Point Lookout- Thursday night’s very heavily attended Point Lookout Civic Association (PLCA) meeting, the first public forum since the “not-so-widely-publicized-in-advance” installation of our new local landmark 100 kw wind turbine was put up, looked set to be a must-go event, and it was.
Up to speak was Town of Hempstead Department of Conservation and Waterways Commissioner, Ron Masters.
Mr. Masters addressed local issues of town importance: beach revetments, piping plover status versus dogs on the beach after which, he offered to take any questions. Surprisingly, not a single question or comment was launched against the wind turbine. Here’s what Mr. Masters reported:
The turbine has already produced “( 85,000 Kw) ” hours of electricity in its first 3 months of operation. That’s enough to power 85 homes.
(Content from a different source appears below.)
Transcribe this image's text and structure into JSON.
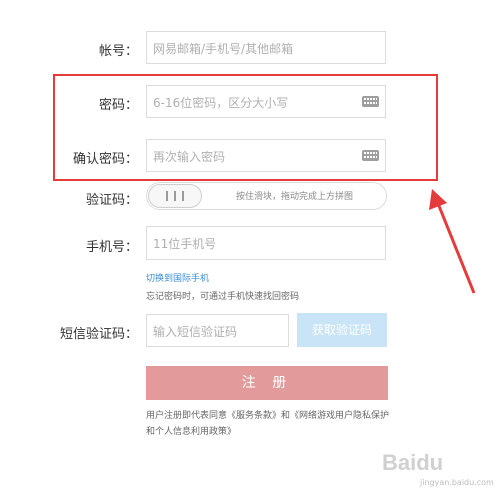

That’s also about 40% of its projected annual output, in 25% of the year (even though it’a the windy season, we thought that original figure was low based on our wind resource!)
Another exciting mention: The town is possibly looking to add tidal energy to their mix there.
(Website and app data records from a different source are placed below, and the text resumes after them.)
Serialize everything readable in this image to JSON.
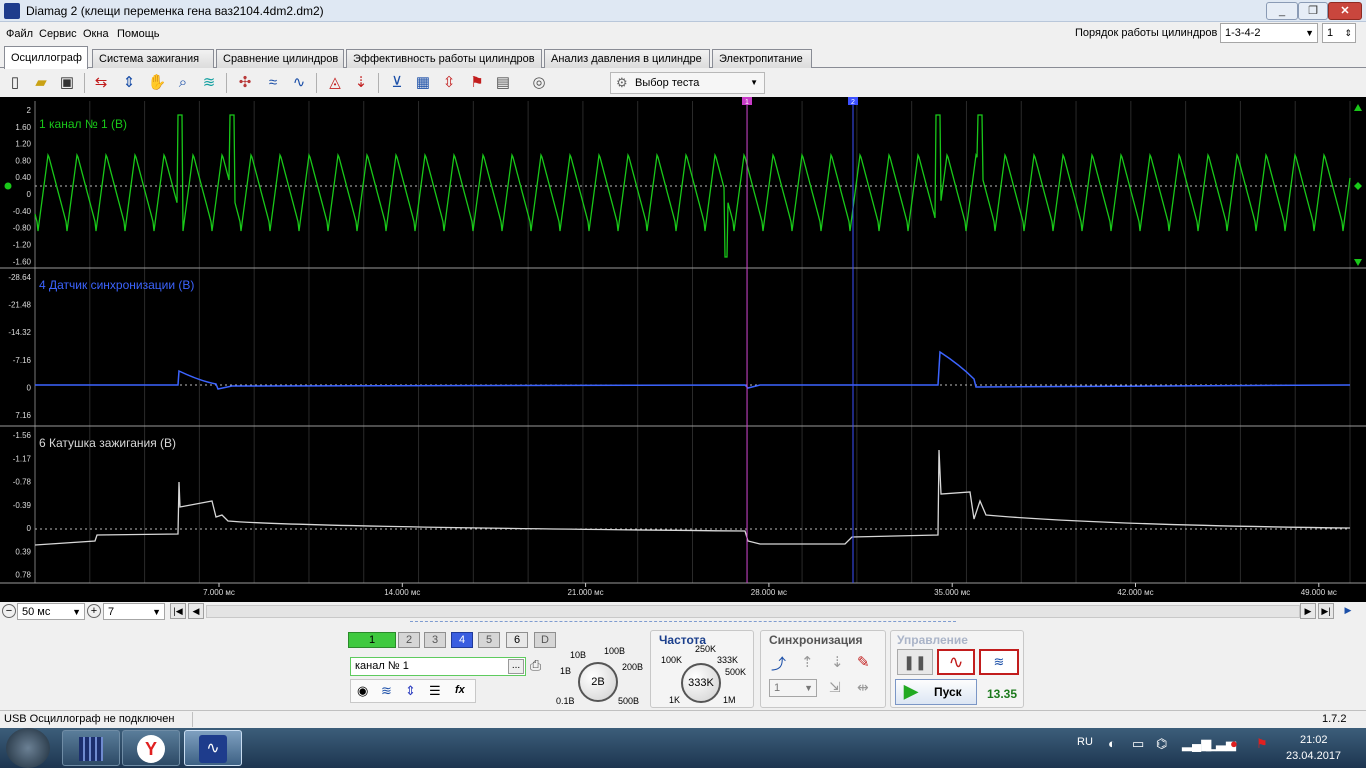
{
  "window": {
    "title": "Diamag 2 (клещи переменка гена ваз2104.4dm2.dm2)",
    "minimize": "_",
    "maximize": "❐",
    "close": "✕"
  },
  "menu": [
    "Файл",
    "Сервис",
    "Окна",
    "Помощь"
  ],
  "cylinder_order": {
    "label": "Порядок работы цилиндров",
    "value": "1-3-4-2",
    "number": "1"
  },
  "tabs": [
    "Осциллограф",
    "Система зажигания",
    "Сравнение цилиндров",
    "Эффективность работы цилиндров",
    "Анализ давления в цилиндре",
    "Электропитание"
  ],
  "test_select": "Выбор теста",
  "toolbar_icons": [
    "new-icon",
    "open-icon",
    "save-icon",
    "channel-zoom-icon",
    "cursor-icon",
    "hand-icon",
    "zoom-icon",
    "filter-icon",
    "sync-icon",
    "overlay-icon",
    "wave-icon",
    "auto-scale-icon",
    "zero-icon",
    "select-icon",
    "table-icon",
    "align-icon",
    "flag-icon",
    "report-icon",
    "auto-icon"
  ],
  "channels": [
    {
      "name": "1 канал № 1 (В)",
      "color": "#19c819",
      "ticks": [
        "2",
        "1.60",
        "1.20",
        "0.80",
        "0.40",
        "0",
        "-0.40",
        "-0.80",
        "-1.20",
        "-1.60"
      ]
    },
    {
      "name": "4 Датчик синхронизации (В)",
      "color": "#3c64ff",
      "ticks": [
        "-28.64",
        "-21.48",
        "-14.32",
        "-7.16",
        "0",
        "7.16"
      ]
    },
    {
      "name": "6 Катушка зажигания (В)",
      "color": "#d8d8d8",
      "ticks": [
        "-1.56",
        "-1.17",
        "-0.78",
        "-0.39",
        "0",
        "0.39",
        "0.78"
      ]
    }
  ],
  "time_axis": [
    "7.000 мс",
    "14.000 мс",
    "21.000 мс",
    "28.000 мс",
    "35.000 мс",
    "42.000 мс",
    "49.000 мс"
  ],
  "markers": {
    "m1": "1",
    "m2": "2"
  },
  "timebase": {
    "value": "50 мс",
    "zoom": "7"
  },
  "channel_buttons": [
    "1",
    "2",
    "3",
    "4",
    "5",
    "6",
    "D"
  ],
  "channel_name": "канал № 1",
  "channel_browse": "...",
  "function_label": "fx",
  "scale": {
    "labels": [
      "10В",
      "100В",
      "1В",
      "200В",
      "0.1В",
      "500В"
    ],
    "value": "2В"
  },
  "freq": {
    "title": "Частота",
    "labels": [
      "250K",
      "100K",
      "333K",
      "500K",
      "1K",
      "1M"
    ],
    "value": "333K"
  },
  "sync": {
    "title": "Синхронизация",
    "value": "1"
  },
  "control": {
    "title": "Управление",
    "start": "Пуск",
    "value": "13.35"
  },
  "status": {
    "text": "USB Осциллограф не подключен",
    "version": "1.7.2"
  },
  "taskbar": {
    "lang": "RU",
    "time": "21:02",
    "date": "23.04.2017"
  }
}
He did confirm, in response to the board’s direct admonition to please completely and directly let them know if and when the town is planning on doing another one, that the Town itself has no further ambitions or plans to put up another turbine. It would seem the “airing of the grievances” had already happened behind the scenes.
Then, just as he did for me personally (I had never met him before that), Ron Masters invited all residents interested in the project to come down to his office in the town’s West Marina (you know – where the wind turbine is) and let him show you around their energy park. In all fairness, I would recommend calling and making an appointment. If stopping in-keep in mind their small staff is busy doing their daily work, and not just waiting for anyone to walk in and give them a tour.
An attendee asked why alien-looking gas pumps were installed in the East Marina. Mr Masters explained that those are 100% solar powered EV(electric vehicle) charging stations.
Editor’s Note-The “problem” with EV’s (besides costs and travel distances) has been: are we going to have “clean” running transportation vehicles that run on electricity generated from coal and diesel fired power plants? If so, we’re just shifting the pollution, not really eliminating it, to where power is generated. This would not create the lower pollution people are looking for what would drive them to another form of vehicle. It’s also part of the cynicism behind the general public’s not switching to a hybrid or seriously considering an EV.
“So what’s that going to cost?” asked someone.
“It’s free for residents” Mr. Masters replied, “at least for the initial [time being]”
Other noteworthy commentary: a former PLCA president took a moment and publicly congratulated Mr. Masters on the achievement of the turbine.
This solicited not just one, but several other people’s shout outs:
“We should put those up all around here”
“We could run Point Lookout completely ‘off the grid’ ”
To the mild amusement of the crowd, Mr Masters said “I’m not the one proposing that!” in reference to the flack he must’ve taken over this already.
I did note however, he did not say he was against it!
When it seemed there were no further questions, it was my turn to ask:
“I understand that with the turbine we have from Northern Power Systems, other municipalities have received an online site that can show residents real-time tracking of the turbine’s power generated, pollution not created etc. , is this something the town is planning to do with our turbine?” You can see numerous examples of this here at :
Northern Power Systems Public View
Mr Masters said “Sure”… They would look into doing it.
Since this is supposed to be a demonstration project, what a great way to give the public info they can see for themselves, at any time, without taking up the Town’s time.
Among other speakers of local interest, Nassau County Legislator Denise Ford was there to speak and touched on the following related subjects of interest for All Our Energy.
The main thrust of her, and quite a large segment of the attendees’ interest, was the county administration’s almost fatal blunder of trying to privatize the county’s three sewage treatment plants without fully considering public welfare first. Read the story here
Radioactive Long Island
Politics aside, if it were not for the public’s current awareness of fracking, this proposal may have gone through. That, before anyone could stop a private company from coming in and accepting as a profit source waste “water” from fracking operations going on elsewhere. The poorly treated effluent from that would be dumped in the bay. This is something our treatment plants are not ready for. Our surrounding bays are at “imperiled” status already by the poorly treated waste that already is dumped there. Now we would add the industrial chemical-riddled fracking waste water being improperly treated and released into our bays?
Legislator Ford assured the public that “hearings on this privatization are not even going to happen before 2013”.
Direct commentary from an attendee was “If we can’t trust the county to run it properly and we can’t rely on the NY State DEC (Department of Environmental Conservation) to enforce the regulations with the county, how can we trust or even force a private entity.”
PLCA Environmental Committee chairman Gerry Ottavino then reminded everyone that any private entity will likely have a “battery of lawyers to deflect and delay” any issues brought against them; further complicating the process and delaying any action to stop future problems.
All in all, an interesting night for renewable energy and environmental issues.